# On “practical” polynomial coefficients if P = NP

I got riddled by the following problem: Wikipedia states (without citation)

Cryptography, for example, relies on certain problems being difficult. A constructive and efficient solution[Note 1] to an NP-complete problem such as 3-SAT would break most existing cryptosystems including:

[...]

1. Exactly how efficient a solution must be to pose a threat to cryptography depends on the details. A solution of $$\mathcal{O}(N ^ 2)$$ or better and a reasonable constant term would be disastrous.
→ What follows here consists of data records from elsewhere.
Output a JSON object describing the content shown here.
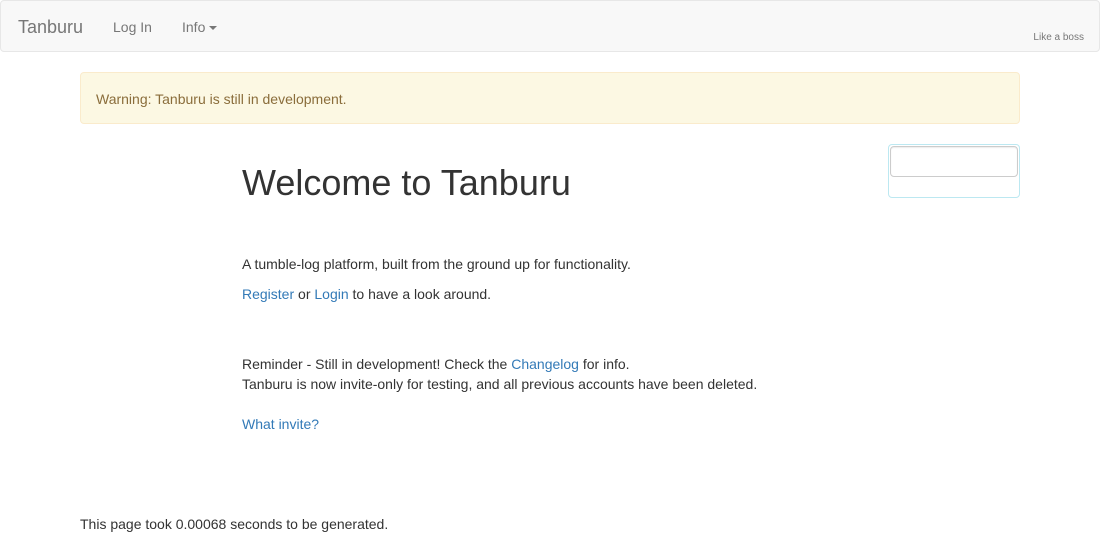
{
  "navbar": {
    "brand": "Tanburu",
    "login_label": "Log In",
    "info_label": "Info",
    "tagline": "Like a boss"
  },
  "alert": {
    "text": "Warning: Tanburu is still in development."
  },
  "main": {
    "title": "Welcome to Tanburu",
    "description": "A tumble-log platform, built from the ground up for functionality.",
    "register_link": "Register",
    "or_text": " or ",
    "login_link": "Login",
    "look_around_text": " to have a look around.",
    "reminder_prefix": "Reminder - Still in development! Check the ",
    "changelog_link": "Changelog",
    "reminder_suffix": " for info.",
    "invite_only_text": "Tanburu is now invite-only for testing, and all previous accounts have been deleted.",
    "what_invite_link": "What invite?"
  },
  "footer": {
    "text": "This page took 0.00068 seconds to be generated."
  },
  "colors": {
    "link": "#337ab7",
    "navbar_bg": "#f8f8f8",
    "alert_bg": "#fcf8e3",
    "alert_text": "#8a6d3b"
  }
}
On the other hand, a solution that is $$\Omega (N ^ 4)$$ or worse in almost all cases would not pose an immediate practical danger.
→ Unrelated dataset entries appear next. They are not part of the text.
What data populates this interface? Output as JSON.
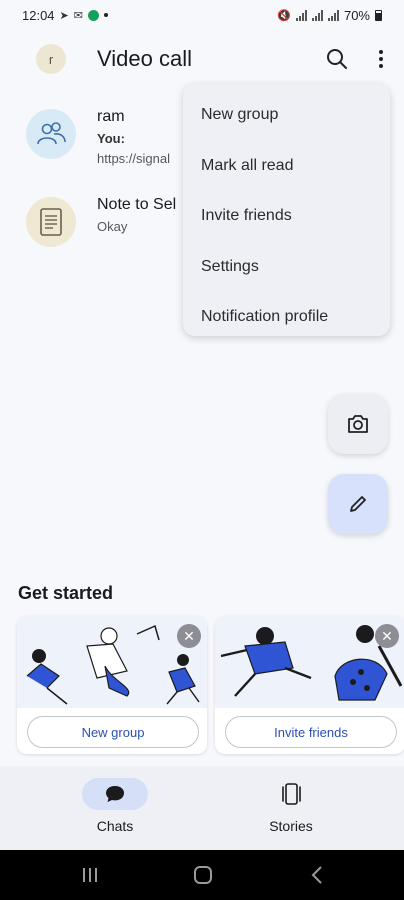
{
  "status_bar": {
    "time": "12:04",
    "battery": "70%"
  },
  "header": {
    "avatar_initial": "r",
    "title": "Video call"
  },
  "chats": [
    {
      "name": "ram",
      "sender": "You:",
      "preview": "https://signal",
      "avatar": "group-avatar-icon"
    },
    {
      "name": "Note to Sel",
      "preview": "Okay",
      "avatar": "note-avatar-icon"
    }
  ],
  "menu": {
    "items": [
      "New group",
      "Mark all read",
      "Invite friends",
      "Settings",
      "Notification profile"
    ]
  },
  "get_started": {
    "title": "Get started",
    "cards": [
      {
        "button": "New group"
      },
      {
        "button": "Invite friends"
      }
    ]
  },
  "bottom_nav": {
    "items": [
      {
        "label": "Chats",
        "icon": "chat-bubble-icon",
        "active": true
      },
      {
        "label": "Stories",
        "icon": "stories-icon",
        "active": false
      }
    ]
  },
  "colors": {
    "accent": "#2c4fb3",
    "illustration_blue": "#2f55d4",
    "menu_bg": "#eef0f5",
    "fab_compose_bg": "#d7e1fb"
  }
}
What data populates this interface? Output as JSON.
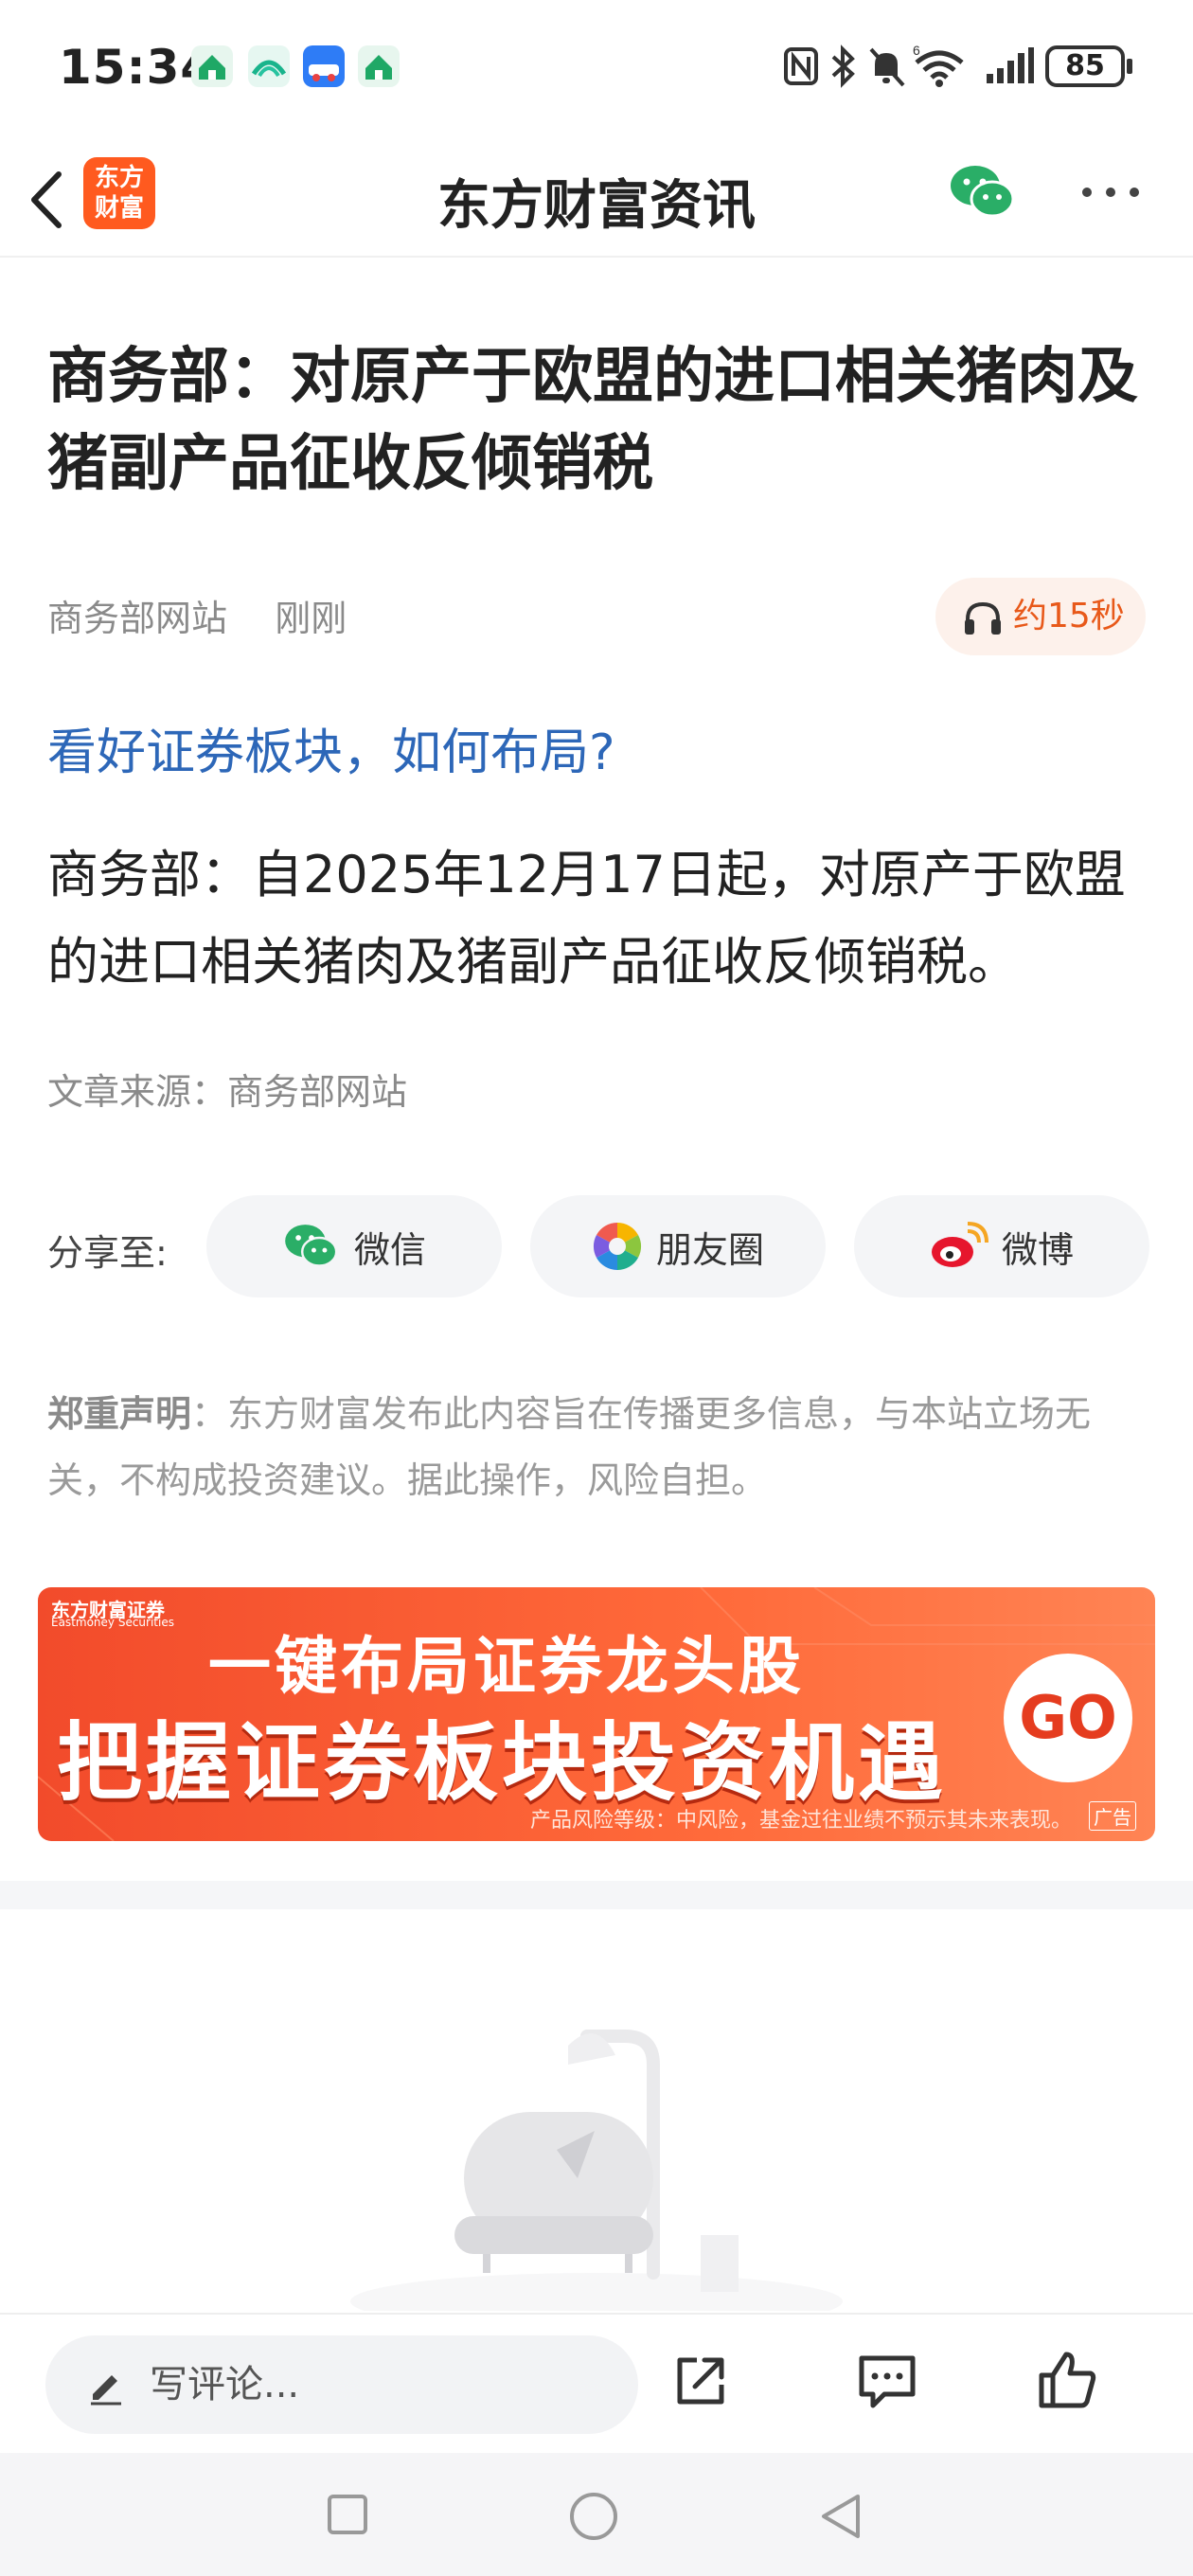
{
  "status_bar": {
    "time": "15:34",
    "battery": "85",
    "app_icons": [
      "home-app-icon",
      "ai-app-icon",
      "car-app-icon",
      "home-app-icon-2"
    ],
    "sys_icons": [
      "nfc-icon",
      "bluetooth-icon",
      "mute-icon",
      "wifi-icon",
      "signal-icon"
    ]
  },
  "nav": {
    "logo_line1": "东方",
    "logo_line2": "财富",
    "title": "东方财富资讯"
  },
  "article": {
    "headline": "商务部：对原产于欧盟的进口相关猪肉及猪副产品征收反倾销税",
    "source_name": "商务部网站",
    "time": "刚刚",
    "listen_label": "约15秒",
    "promo_link": "看好证券板块，如何布局?",
    "body": "商务部：自2025年12月17日起，对原产于欧盟的进口相关猪肉及猪副产品征收反倾销税。",
    "source_line": "文章来源：商务部网站"
  },
  "share": {
    "label": "分享至:",
    "wechat": "微信",
    "moments": "朋友圈",
    "weibo": "微博"
  },
  "disclaimer": {
    "title": "郑重声明",
    "text": "：东方财富发布此内容旨在传播更多信息，与本站立场无关，不构成投资建议。据此操作，风险自担。"
  },
  "banner": {
    "brand": "东方财富证券",
    "brand_en": "Eastmoney Securities",
    "line1": "一键布局证券龙头股",
    "line2": "把握证券板块投资机遇",
    "go": "GO",
    "risk": "产品风险等级：中风险，基金过往业绩不预示其未来表现。",
    "ad_tag": "广告"
  },
  "bottom": {
    "comment_placeholder": "写评论..."
  },
  "colors": {
    "brand_orange": "#ff5a1f",
    "link_blue": "#2d67b8",
    "wechat_green": "#2aae67"
  }
}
How can you make such strong a statement about the whole class of NP-complete problems if by the very definition the reduction function and the growth of the input string caused by the reduction can have arbitrary polynomial constants?

For example, consider I have an algorithm A that solves some subclass C of NP-complete problems in time $$\mathcal{O}(n)$$. Further consider C is really weird, e.g. Super Mario Bros or something like that and my reduction function needs $$\mathcal{O}(n ^ 8)$$ time to reduce a problem p $$\small{\in}$$ 3SAT to p1 $$\small{\in}$$ C while it also grows the size of the input string by $$\mathcal{O}(n ^ 8)$$. So, to solve a problem p in 3SAT I would need to

• reduce it to p1, needing $$\mathcal{O}(n ^ 8)$$ time
• solve p1, needing $$\mathcal{O}(n)$$ time if n is the size of the input string p1, but $$\mathcal{O}(n ^ 8)$$ if n is the size of the input string p

In the end I would need to solve two problems in $$\mathcal{O}(n ^ 8)$$ if n is size of my original problem. And while being linear in the size of p1 (and in consequence be "disastrous" according to Wikipedias definition) it would be more like "impossible to do for big problems" in relation to the size of p.

Am I completely missing something?